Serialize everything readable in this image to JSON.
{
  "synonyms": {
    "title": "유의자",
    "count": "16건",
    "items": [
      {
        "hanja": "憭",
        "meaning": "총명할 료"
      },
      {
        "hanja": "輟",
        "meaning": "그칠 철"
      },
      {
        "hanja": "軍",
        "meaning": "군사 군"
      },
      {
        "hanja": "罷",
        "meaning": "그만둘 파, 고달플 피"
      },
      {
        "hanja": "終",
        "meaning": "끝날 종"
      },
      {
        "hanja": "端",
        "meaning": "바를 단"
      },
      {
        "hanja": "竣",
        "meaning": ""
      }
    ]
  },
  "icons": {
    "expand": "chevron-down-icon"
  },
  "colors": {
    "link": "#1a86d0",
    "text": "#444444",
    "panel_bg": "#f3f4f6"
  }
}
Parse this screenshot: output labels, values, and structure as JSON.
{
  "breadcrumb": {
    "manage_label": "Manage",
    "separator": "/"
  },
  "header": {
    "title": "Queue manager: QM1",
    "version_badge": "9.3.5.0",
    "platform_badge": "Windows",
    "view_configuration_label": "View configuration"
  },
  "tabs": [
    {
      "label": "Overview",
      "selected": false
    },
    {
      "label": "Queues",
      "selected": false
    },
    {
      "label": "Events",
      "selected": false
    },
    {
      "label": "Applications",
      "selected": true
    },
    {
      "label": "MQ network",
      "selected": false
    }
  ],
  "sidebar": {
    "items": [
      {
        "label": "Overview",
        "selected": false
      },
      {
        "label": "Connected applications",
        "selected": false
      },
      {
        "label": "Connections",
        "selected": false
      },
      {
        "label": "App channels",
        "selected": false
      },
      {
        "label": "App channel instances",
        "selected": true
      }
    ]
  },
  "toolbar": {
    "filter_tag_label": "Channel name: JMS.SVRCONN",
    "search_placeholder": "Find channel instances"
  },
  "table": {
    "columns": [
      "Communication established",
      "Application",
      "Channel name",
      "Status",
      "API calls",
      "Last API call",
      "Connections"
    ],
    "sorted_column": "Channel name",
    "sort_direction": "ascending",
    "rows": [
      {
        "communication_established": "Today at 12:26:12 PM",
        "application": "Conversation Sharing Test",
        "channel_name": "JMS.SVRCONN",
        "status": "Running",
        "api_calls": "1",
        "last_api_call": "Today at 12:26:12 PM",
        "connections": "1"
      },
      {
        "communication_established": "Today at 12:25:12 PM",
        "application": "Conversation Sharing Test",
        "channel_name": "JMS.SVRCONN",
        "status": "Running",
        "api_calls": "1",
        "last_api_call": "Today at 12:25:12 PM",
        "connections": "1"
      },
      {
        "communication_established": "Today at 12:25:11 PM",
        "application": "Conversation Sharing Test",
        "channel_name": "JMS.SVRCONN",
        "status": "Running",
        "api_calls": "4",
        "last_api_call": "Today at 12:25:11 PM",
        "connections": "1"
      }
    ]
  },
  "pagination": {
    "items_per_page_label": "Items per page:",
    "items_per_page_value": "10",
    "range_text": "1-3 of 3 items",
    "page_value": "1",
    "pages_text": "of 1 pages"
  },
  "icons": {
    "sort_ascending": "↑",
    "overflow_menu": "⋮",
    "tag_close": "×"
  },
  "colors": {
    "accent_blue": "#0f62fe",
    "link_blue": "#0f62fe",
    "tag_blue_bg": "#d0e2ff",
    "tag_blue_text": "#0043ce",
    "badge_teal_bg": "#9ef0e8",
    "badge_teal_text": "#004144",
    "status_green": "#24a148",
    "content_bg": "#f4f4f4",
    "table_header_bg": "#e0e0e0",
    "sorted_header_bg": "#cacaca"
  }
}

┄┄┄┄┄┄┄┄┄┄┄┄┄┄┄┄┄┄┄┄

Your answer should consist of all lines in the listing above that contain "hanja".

        "hanja": "憭",
        "hanja": "輟",
        "hanja": "軍",
        "hanja": "罷",
        "hanja": "終",
        "hanja": "端",
        "hanja": "竣",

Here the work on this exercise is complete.